Still a question mark over access to Covid home testing kits in Highlands and Islands

Highlands and Islands Labour MSP, Rhoda Grant, who previously highlighted post-code lottery problems with access to Covid home-testing kits for rural areas, has raised a Skye case with the First Minister.

A  constituent found difficulty getting his test picked-up and then found more problems with trying to access crisis funding to self-isolate.

“Just before Christmas, MSPs received an email from the Health Secretary which gave the impression the Covid home testing kit system had been reviewed and improved, which was good news indeed,” said Mrs Grant.

“However,  this recent case has highlighted a number of loopholes, especially when it comes to a courier system which is supposed to fill the gaps in provision.

“Moreover, there also appears to be a lack of connection with track and trace which could deprive people of crisis funding to self-isolate.

“I remain unconvinced that the Scottish and UK Governments have sorted the home testing system to benefit those in more remote areas, many of whom would not be able to go to a testing centre many miles away.

“With the current increase in Covid cases and the rapid spread of a new variant, testing and track and trace are vital to protect local communities.”

In more urban areas the Royal Mail pick up home testing kits from priority Royal Mail post boxes for laboratory testing. Mrs Grant has been sent a link to the Royal Mail’s priority post boxes which are dedicated to pick up Covid home testing kits.

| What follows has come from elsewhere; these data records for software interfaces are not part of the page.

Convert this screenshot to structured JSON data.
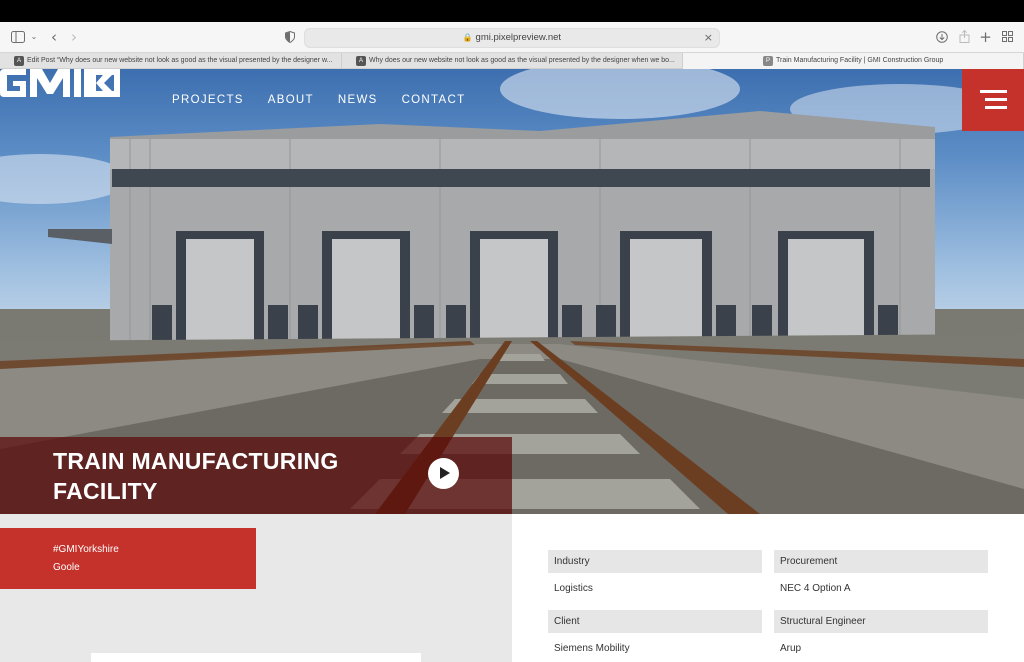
{
  "browser": {
    "url": "gmi.pixelpreview.net",
    "tabs": [
      {
        "label": "Edit Post “Why does our new website not look as good as the visual presented by the designer w..."
      },
      {
        "label": "Why does our new website not look as good as the visual presented by the designer when we bo..."
      },
      {
        "label": "Train Manufacturing Facility | GMI Construction Group"
      }
    ],
    "icons": [
      "sidebar-icon",
      "chevron-down-icon",
      "back-icon",
      "forward-icon",
      "shield-icon",
      "lock-icon",
      "close-icon",
      "download-icon",
      "share-icon",
      "plus-icon",
      "tabs-grid-icon"
    ]
  },
  "site": {
    "logo_text": "GMI",
    "nav": [
      "PROJECTS",
      "ABOUT",
      "NEWS",
      "CONTACT"
    ],
    "accent_color": "#c4322b",
    "hero_title_line1": "TRAIN MANUFACTURING",
    "hero_title_line2": "FACILITY",
    "tags": {
      "hashtag": "#GMIYorkshire",
      "location": "Goole"
    },
    "info": [
      {
        "label": "Industry",
        "value": "Logistics"
      },
      {
        "label": "Procurement",
        "value": "NEC 4 Option A"
      },
      {
        "label": "Client",
        "value": "Siemens Mobility"
      },
      {
        "label": "Structural Engineer",
        "value": "Arup"
      }
    ]
  }
}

She added: “You can access this to check if one of these mail boxes are in your area. (make sure you select the priority mail box option or you’ll get all the ordinary post boxes in your area). I’m still investigating if the system.”